- _Instructions to follow_: Whenever a line in the data holds the string "JSON", copy that line.

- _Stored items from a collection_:
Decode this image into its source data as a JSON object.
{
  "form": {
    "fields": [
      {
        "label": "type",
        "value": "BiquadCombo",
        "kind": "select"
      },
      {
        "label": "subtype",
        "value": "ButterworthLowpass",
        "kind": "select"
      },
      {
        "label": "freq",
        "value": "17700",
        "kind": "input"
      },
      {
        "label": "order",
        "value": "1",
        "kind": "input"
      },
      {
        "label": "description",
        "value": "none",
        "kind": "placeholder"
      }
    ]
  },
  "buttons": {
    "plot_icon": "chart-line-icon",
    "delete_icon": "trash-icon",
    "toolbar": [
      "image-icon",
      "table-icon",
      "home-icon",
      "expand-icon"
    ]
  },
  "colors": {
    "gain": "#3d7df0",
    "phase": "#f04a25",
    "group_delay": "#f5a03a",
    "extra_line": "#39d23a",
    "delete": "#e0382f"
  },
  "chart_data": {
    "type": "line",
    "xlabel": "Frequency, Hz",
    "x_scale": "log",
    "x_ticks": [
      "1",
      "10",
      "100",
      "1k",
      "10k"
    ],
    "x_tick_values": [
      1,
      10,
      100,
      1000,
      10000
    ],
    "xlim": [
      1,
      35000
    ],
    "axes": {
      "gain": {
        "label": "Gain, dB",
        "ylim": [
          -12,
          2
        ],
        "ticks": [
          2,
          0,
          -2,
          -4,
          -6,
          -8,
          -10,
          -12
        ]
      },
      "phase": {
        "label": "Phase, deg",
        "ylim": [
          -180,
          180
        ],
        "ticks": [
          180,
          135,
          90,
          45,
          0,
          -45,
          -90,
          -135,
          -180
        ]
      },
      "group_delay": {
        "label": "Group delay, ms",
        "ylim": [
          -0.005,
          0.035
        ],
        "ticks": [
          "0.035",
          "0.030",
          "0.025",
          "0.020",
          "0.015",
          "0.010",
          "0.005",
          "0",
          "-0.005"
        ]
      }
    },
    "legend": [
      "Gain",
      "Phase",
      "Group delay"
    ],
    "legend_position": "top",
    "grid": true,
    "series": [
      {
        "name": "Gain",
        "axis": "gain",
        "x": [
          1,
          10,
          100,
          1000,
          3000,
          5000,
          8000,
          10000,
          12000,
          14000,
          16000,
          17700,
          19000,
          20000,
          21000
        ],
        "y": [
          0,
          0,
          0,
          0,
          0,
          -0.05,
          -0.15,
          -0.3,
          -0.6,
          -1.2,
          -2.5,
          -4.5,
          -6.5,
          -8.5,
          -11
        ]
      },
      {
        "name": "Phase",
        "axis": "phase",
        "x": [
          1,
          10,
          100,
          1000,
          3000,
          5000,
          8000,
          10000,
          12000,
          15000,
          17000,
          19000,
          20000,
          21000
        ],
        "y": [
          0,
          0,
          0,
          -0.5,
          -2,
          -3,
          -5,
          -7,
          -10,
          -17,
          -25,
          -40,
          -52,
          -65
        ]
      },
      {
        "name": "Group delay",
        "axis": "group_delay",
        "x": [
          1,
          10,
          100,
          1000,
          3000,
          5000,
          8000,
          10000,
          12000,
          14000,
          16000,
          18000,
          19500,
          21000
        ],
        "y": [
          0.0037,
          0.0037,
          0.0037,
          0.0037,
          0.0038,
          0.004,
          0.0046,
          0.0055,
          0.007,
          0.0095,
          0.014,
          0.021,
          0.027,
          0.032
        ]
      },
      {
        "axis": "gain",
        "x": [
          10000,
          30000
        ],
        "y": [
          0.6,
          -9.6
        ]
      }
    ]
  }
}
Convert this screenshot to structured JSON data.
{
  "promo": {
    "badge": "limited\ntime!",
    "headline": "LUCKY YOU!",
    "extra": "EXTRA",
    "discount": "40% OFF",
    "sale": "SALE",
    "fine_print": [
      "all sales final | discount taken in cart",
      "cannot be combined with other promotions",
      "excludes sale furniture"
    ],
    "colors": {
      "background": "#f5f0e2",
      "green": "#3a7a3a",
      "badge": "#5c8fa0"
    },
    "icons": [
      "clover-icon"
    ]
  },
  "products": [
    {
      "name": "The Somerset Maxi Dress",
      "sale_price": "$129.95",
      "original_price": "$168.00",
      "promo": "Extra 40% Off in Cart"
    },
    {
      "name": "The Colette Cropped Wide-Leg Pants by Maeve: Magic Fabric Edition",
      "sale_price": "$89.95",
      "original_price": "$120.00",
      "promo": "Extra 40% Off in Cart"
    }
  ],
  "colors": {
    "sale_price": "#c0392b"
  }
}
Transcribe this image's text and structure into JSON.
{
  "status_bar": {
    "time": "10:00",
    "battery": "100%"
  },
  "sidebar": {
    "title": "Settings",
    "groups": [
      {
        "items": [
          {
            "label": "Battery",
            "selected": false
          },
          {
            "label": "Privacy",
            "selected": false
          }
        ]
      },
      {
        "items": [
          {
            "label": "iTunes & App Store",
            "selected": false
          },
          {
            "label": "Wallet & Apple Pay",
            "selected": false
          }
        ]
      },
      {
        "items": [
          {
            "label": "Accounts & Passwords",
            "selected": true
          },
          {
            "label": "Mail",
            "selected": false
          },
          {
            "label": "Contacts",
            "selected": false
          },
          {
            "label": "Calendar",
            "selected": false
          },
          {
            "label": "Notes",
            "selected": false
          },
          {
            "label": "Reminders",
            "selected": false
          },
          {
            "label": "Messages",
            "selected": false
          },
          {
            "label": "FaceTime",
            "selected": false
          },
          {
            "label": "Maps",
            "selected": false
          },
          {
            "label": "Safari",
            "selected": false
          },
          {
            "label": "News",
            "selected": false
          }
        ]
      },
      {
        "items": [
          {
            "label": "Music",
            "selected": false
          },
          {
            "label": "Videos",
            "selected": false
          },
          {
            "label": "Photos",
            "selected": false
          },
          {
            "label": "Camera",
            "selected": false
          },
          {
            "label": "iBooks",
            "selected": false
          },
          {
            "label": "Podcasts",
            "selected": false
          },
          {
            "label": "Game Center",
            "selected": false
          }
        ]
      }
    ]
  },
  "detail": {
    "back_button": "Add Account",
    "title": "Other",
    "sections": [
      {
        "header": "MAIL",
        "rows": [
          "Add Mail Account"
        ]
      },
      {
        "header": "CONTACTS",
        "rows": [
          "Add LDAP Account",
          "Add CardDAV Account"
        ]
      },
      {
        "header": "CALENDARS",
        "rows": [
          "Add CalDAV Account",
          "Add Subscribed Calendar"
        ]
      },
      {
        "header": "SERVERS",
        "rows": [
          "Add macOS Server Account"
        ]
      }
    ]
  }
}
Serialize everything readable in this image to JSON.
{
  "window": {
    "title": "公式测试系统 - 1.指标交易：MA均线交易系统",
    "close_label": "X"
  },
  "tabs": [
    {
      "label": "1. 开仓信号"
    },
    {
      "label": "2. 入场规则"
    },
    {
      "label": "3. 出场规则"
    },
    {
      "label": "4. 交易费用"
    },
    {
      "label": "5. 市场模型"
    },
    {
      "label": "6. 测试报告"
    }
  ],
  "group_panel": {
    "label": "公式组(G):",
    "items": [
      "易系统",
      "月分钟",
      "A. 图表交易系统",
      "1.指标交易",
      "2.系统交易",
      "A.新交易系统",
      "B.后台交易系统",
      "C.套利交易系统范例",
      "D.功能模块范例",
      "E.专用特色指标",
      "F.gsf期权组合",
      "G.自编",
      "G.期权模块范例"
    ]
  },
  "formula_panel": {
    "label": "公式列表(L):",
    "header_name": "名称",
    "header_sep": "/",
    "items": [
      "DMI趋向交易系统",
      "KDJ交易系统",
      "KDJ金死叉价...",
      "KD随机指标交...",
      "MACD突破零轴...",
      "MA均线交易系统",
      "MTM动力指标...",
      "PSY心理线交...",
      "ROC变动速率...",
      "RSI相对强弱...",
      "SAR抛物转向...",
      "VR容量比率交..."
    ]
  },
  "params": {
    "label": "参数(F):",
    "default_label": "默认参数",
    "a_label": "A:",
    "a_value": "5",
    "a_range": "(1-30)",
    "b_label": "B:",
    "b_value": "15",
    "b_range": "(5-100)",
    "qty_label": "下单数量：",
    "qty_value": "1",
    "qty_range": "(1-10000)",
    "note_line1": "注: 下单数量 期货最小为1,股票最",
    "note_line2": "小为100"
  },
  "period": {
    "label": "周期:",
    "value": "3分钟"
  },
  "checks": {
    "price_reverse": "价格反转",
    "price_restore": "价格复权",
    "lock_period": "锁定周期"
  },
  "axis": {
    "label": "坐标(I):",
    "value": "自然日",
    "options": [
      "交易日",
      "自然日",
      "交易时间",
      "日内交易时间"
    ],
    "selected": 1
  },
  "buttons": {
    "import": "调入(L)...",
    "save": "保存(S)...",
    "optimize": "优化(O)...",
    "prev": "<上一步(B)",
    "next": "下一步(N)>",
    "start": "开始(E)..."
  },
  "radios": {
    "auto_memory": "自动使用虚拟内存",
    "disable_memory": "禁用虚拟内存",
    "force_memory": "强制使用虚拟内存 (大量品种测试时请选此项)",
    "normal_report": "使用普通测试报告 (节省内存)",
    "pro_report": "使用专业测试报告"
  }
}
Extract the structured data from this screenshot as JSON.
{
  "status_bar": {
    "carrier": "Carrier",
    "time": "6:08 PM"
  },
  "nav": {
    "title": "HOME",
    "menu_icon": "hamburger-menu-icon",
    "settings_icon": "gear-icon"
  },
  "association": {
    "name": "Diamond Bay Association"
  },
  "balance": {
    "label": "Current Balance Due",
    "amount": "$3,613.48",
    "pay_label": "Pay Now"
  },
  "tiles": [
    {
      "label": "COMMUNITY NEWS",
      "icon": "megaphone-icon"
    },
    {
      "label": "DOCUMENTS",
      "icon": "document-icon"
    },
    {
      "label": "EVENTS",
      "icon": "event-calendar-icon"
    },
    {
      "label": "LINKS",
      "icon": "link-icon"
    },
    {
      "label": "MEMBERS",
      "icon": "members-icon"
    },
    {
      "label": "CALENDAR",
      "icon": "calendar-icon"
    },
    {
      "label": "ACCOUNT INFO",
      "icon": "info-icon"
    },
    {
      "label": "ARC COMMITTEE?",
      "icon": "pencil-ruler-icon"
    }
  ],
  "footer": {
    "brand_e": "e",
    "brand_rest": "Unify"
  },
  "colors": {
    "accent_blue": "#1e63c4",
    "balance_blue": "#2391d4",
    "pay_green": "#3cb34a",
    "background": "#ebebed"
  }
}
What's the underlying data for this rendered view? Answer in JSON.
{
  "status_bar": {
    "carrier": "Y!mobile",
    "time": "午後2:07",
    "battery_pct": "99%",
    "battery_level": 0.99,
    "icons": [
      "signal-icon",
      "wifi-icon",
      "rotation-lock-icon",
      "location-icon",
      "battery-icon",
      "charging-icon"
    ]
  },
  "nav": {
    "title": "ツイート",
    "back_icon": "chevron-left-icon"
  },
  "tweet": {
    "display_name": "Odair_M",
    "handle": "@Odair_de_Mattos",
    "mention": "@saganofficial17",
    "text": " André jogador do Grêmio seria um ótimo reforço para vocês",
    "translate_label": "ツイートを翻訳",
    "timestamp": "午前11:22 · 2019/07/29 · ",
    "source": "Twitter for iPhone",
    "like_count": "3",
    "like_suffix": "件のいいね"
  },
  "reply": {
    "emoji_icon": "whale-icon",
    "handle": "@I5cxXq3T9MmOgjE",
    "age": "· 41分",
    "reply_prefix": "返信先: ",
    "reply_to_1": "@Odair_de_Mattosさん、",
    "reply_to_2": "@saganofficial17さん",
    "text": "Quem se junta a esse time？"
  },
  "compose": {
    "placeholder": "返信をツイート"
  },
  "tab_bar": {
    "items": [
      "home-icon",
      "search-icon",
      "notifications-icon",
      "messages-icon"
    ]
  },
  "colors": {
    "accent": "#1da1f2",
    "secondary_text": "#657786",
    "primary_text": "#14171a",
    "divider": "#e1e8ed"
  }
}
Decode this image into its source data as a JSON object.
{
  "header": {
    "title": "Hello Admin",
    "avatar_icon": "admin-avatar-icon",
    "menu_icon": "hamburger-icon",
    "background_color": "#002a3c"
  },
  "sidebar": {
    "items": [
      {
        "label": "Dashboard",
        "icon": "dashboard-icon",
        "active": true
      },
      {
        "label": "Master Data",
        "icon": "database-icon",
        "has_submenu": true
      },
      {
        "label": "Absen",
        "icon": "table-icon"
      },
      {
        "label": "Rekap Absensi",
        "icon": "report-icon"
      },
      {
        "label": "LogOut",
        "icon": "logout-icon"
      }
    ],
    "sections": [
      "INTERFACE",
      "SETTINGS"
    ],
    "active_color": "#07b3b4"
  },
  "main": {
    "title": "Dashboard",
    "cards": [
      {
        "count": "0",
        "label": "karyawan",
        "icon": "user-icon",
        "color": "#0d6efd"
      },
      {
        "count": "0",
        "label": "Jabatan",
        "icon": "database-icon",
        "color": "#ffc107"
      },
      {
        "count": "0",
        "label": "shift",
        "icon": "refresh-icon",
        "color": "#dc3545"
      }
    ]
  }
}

- _Completed exercise_:
Decode this image into its source data as a JSON object.
Convert this screenshot to structured JSON data.
Transcribe this image's text and structure into JSON.
Serialize everything readable in this image to JSON.
Extract the structured data from this screenshot as JSON.
What's the underlying data for this rendered view? Answer in JSON.
Decode this image into its source data as a JSON object.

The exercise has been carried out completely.